As you probably know by now, Windows Server 2008 Server Core installation provides a minimal environment for running specific server roles. This reduces the maintenance and management requirements, as well as the attack surface for those server roles. You can read more about Server Core on this site.
One of the challenges of using Server Core is the management aspect. Fortunately, most of the management pain has been solved by usage of local Command Prompt, PowerShell (new to R2 Server core), manually created scripts, 3rd-party graphical user interface tools, and recently in R2, a tool called SCONFIG. Read more about SCONFIG in my Manage Windows Server 2008 R2 Core with SCONFIG article.
Server Core is usually intended to be remotely managed. This makes your life easier, as you can manage remote servers and core installations on your Windows 7 workstation, in the comfort of your own office. To do that, you must first make sure that you initially configure the machine with a proper IP address, add it to a domain (if needed) and open the correct Firewall rules and ports. After doing that, you can relax and start using local GUI-based management tools to remotely manage the server, just like you would for any server.
So, how do you enable these rules? Read on.
The easiest method would be to use the built-in SCONFIG tool.
Log in to the core machine, and launch SCONFIG:
Assuming that the machine is properly joined to a domain, press 4 to enable remote management.
To allow remote management through Server Manager, press 3.
You’ll be notified when settings are completed.
You can also press 4 to view the firewall settings, however, this is not necessary.
Next, head on to your Windows 7 workstation where you’ve got RSAT installed, and run Server Manager. If you do NOT have Server Manager installed, you must enable it (only after installing RSAT) by using the Turn Windows Features On or Off in Control Panel. For more information on installing RSAT, please read Installing Remote Server Administration Tools (RSAT) for Windows 7.
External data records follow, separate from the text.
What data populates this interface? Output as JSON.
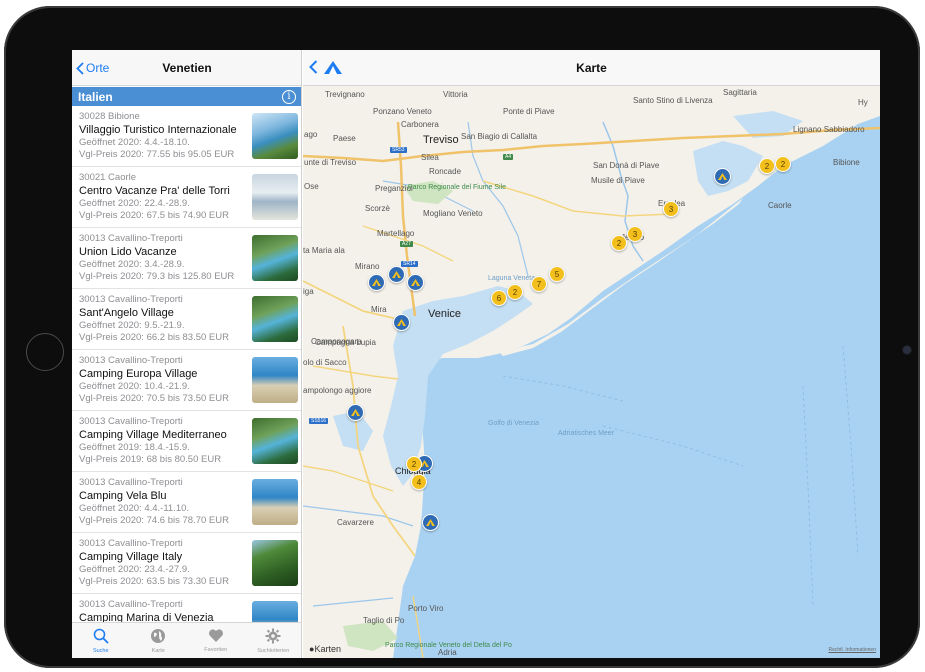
{
  "sidebar": {
    "back_label": "Orte",
    "title": "Venetien",
    "section_title": "Italien",
    "info_glyph": "i",
    "items": [
      {
        "zip": "30028 Bibione",
        "name": "Villaggio Turistico Internazionale",
        "opened": "Geöffnet 2020: 4.4.-18.10.",
        "price": "Vgl-Preis 2020: 77.55 bis 95.05 EUR",
        "thumb": "resort-pools"
      },
      {
        "zip": "30021 Caorle",
        "name": "Centro Vacanze Pra' delle Torri",
        "opened": "Geöffnet 2020: 22.4.-28.9.",
        "price": "Vgl-Preis 2020: 67.5 bis 74.90 EUR",
        "thumb": "resort-aerial"
      },
      {
        "zip": "30013 Cavallino-Treporti",
        "name": "Union Lido Vacanze",
        "opened": "Geöffnet 2020: 3.4.-28.9.",
        "price": "Vgl-Preis 2020: 79.3 bis 125.80 EUR",
        "thumb": "pool-park"
      },
      {
        "zip": "30013 Cavallino-Treporti",
        "name": "Sant'Angelo Village",
        "opened": "Geöffnet 2020: 9.5.-21.9.",
        "price": "Vgl-Preis 2020: 66.2 bis 83.50 EUR",
        "thumb": "pool-park"
      },
      {
        "zip": "30013 Cavallino-Treporti",
        "name": "Camping Europa Village",
        "opened": "Geöffnet 2020: 10.4.-21.9.",
        "price": "Vgl-Preis 2020: 70.5 bis 73.50 EUR",
        "thumb": "beach"
      },
      {
        "zip": "30013 Cavallino-Treporti",
        "name": "Camping Village Mediterraneo",
        "opened": "Geöffnet 2019: 18.4.-15.9.",
        "price": "Vgl-Preis 2019: 68 bis 80.50 EUR",
        "thumb": "pool-park"
      },
      {
        "zip": "30013 Cavallino-Treporti",
        "name": "Camping Vela Blu",
        "opened": "Geöffnet 2020: 4.4.-11.10.",
        "price": "Vgl-Preis 2020: 74.6 bis 78.70 EUR",
        "thumb": "beach"
      },
      {
        "zip": "30013 Cavallino-Treporti",
        "name": "Camping Village Italy",
        "opened": "Geöffnet 2020: 23.4.-27.9.",
        "price": "Vgl-Preis 2020: 63.5 bis 73.30 EUR",
        "thumb": "forest"
      },
      {
        "zip": "30013 Cavallino-Treporti",
        "name": "Camping Marina di Venezia",
        "opened": "",
        "price": "",
        "thumb": "beach"
      }
    ],
    "tabs": [
      {
        "label": "Suche",
        "icon": "search-icon",
        "active": true
      },
      {
        "label": "Karte",
        "icon": "globe-icon",
        "active": false
      },
      {
        "label": "Favoriten",
        "icon": "heart-icon",
        "active": false
      },
      {
        "label": "Suchkriterien",
        "icon": "gear-icon",
        "active": false
      }
    ]
  },
  "map": {
    "title": "Karte",
    "credit": "Karten",
    "legal": "Rechtl. Informationen",
    "labels": [
      {
        "text": "Trevignano"
      },
      {
        "text": "Vittoria"
      },
      {
        "text": "Ponzano Veneto"
      },
      {
        "text": "Ponte di Piave"
      },
      {
        "text": "Santo Stino di Livenza"
      },
      {
        "text": "Sagittaria"
      },
      {
        "text": "Hy"
      },
      {
        "text": "Carbonera"
      },
      {
        "text": "Paese"
      },
      {
        "text": "Treviso"
      },
      {
        "text": "San Biagio di Callalta"
      },
      {
        "text": "Silea"
      },
      {
        "text": "Lignano Sabbiadoro"
      },
      {
        "text": "Bibione"
      },
      {
        "text": "Roncade"
      },
      {
        "text": "San Donà di Piave"
      },
      {
        "text": "Musile di Piave"
      },
      {
        "text": "Preganziol"
      },
      {
        "text": "Parco Regionale del Fiume Sile"
      },
      {
        "text": "Caorle"
      },
      {
        "text": "Eraclea"
      },
      {
        "text": "Mogliano Veneto"
      },
      {
        "text": "Scorzè"
      },
      {
        "text": "Martellago"
      },
      {
        "text": "Jesolo"
      },
      {
        "text": "Mirano"
      },
      {
        "text": "Laguna Veneta"
      },
      {
        "text": "Venice"
      },
      {
        "text": "Mira"
      },
      {
        "text": "Campagna Lupia"
      },
      {
        "text": "Golfo di Venezia"
      },
      {
        "text": "Adriatisches Meer"
      },
      {
        "text": "Chioggia"
      },
      {
        "text": "Cavarzere"
      },
      {
        "text": "Porto Viro"
      },
      {
        "text": "Taglio di Po"
      },
      {
        "text": "Adria"
      },
      {
        "text": "Parco Regionale Veneto del Delta del Po"
      },
      {
        "text": "ago"
      },
      {
        "text": "unte di Treviso"
      },
      {
        "text": "Ose"
      },
      {
        "text": "ta Maria ala"
      },
      {
        "text": "iga"
      },
      {
        "text": "Camponogara"
      },
      {
        "text": "olo di Sacco"
      },
      {
        "text": "ampolongo aggiore"
      }
    ],
    "clusters": [
      {
        "count": "2"
      },
      {
        "count": "2"
      },
      {
        "count": "3"
      },
      {
        "count": "2"
      },
      {
        "count": "3"
      },
      {
        "count": "6"
      },
      {
        "count": "2"
      },
      {
        "count": "7"
      },
      {
        "count": "5"
      },
      {
        "count": "2"
      },
      {
        "count": "4"
      }
    ],
    "highways": [
      {
        "text": "SR53"
      },
      {
        "text": "A4"
      },
      {
        "text": "A27"
      },
      {
        "text": "SR14"
      },
      {
        "text": "SS516"
      }
    ]
  },
  "colors": {
    "accent": "#1e7cf2",
    "section": "#4a8fd4",
    "pin": "#2f6bb4",
    "cluster": "#f3bf1c",
    "water": "#a9d2f2",
    "land": "#f3f1ea",
    "lagoon": "#c4dff3"
  }
}
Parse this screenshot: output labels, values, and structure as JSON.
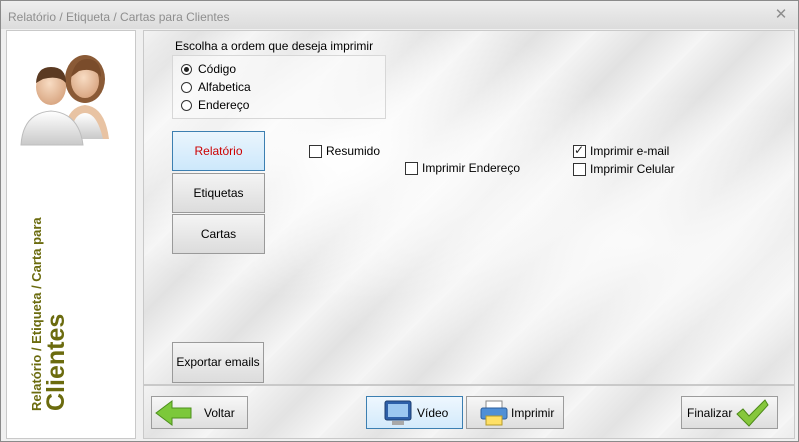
{
  "window": {
    "title": "Relatório / Etiqueta / Cartas para Clientes",
    "close_label": "✕"
  },
  "left_panel": {
    "title_small": "Relatório / Etiqueta / Carta para",
    "title_big": "Clientes"
  },
  "order": {
    "label": "Escolha a ordem que deseja imprimir",
    "options": [
      {
        "label": "Código",
        "selected": true
      },
      {
        "label": "Alfabetica",
        "selected": false
      },
      {
        "label": "Endereço",
        "selected": false
      }
    ]
  },
  "tabs": {
    "relatorio": "Relatório",
    "etiquetas": "Etiquetas",
    "cartas": "Cartas"
  },
  "options": {
    "resumido": {
      "label": "Resumido",
      "checked": false
    },
    "imprimir_endereco": {
      "label": "Imprimir Endereço",
      "checked": false
    },
    "imprimir_email": {
      "label": "Imprimir e-mail",
      "checked": true
    },
    "imprimir_celular": {
      "label": "Imprimir Celular",
      "checked": false
    }
  },
  "export_button": "Exportar emails",
  "footer": {
    "voltar": "Voltar",
    "video": "Vídeo",
    "imprimir": "Imprimir",
    "finalizar": "Finalizar"
  },
  "colors": {
    "accent_olive": "#6b6b0e",
    "active_tab_text": "#cc0000",
    "focus_border": "#3c7fb1"
  }
}
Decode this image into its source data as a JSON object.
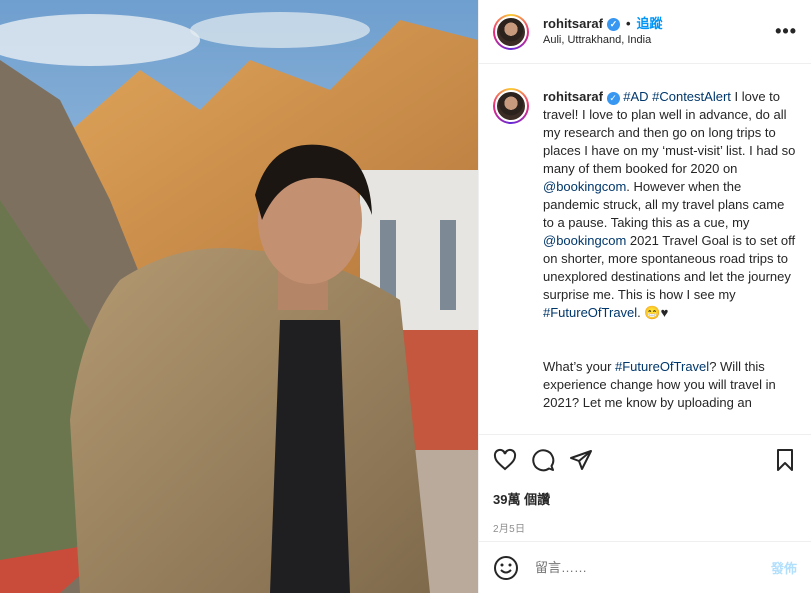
{
  "post": {
    "username": "rohitsaraf",
    "dot": "•",
    "follow_label": "追蹤",
    "location": "Auli, Uttrakhand, India",
    "more_label": "•••"
  },
  "caption": {
    "username": "rohitsaraf",
    "p1_tags": "#AD #ContestAlert",
    "p1_a": " I love to travel! I love to plan well in advance, do all my research and then go on long trips to places I have on my ‘must-visit’ list. I had so many of them booked for 2020 on ",
    "mention1": "@bookingcom",
    "p1_b": ". However when the pandemic struck, all my travel plans came to a pause. Taking this as a cue, my ",
    "mention2": "@bookingcom",
    "p1_c": " 2021 Travel Goal is to set off on shorter, more spontaneous road trips to unexplored destinations and let the journey surprise me. This is how I see my ",
    "tag_future": "#FutureOfTravel",
    "p1_d": ". 😁♥",
    "p2_a": "What’s your ",
    "tag_future2": "#FutureOfTravel",
    "p2_b": "? Will this experience change how you will travel in 2021? Let me know by uploading an"
  },
  "stats": {
    "likes": "39萬 個讚",
    "date": "2月5日"
  },
  "comment": {
    "placeholder": "留言……",
    "post_label": "發佈"
  }
}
Assuming that both Windows 7 and the remote server core are members of the same Active Directory domain, all you need to do is to right-click on the Server Manager item and select “Connect to Another Computer“.
In the Connect to Another Computer window, type the name or browse to the server you wish to connect to.
Note: I strongly suggest you also read my Fix “RPC Server is Unavailable” Error in Windows Server 2008 R2 Remote Disk Management article, as it contains some important information about the firewall rules that need to be enabled on the local computer.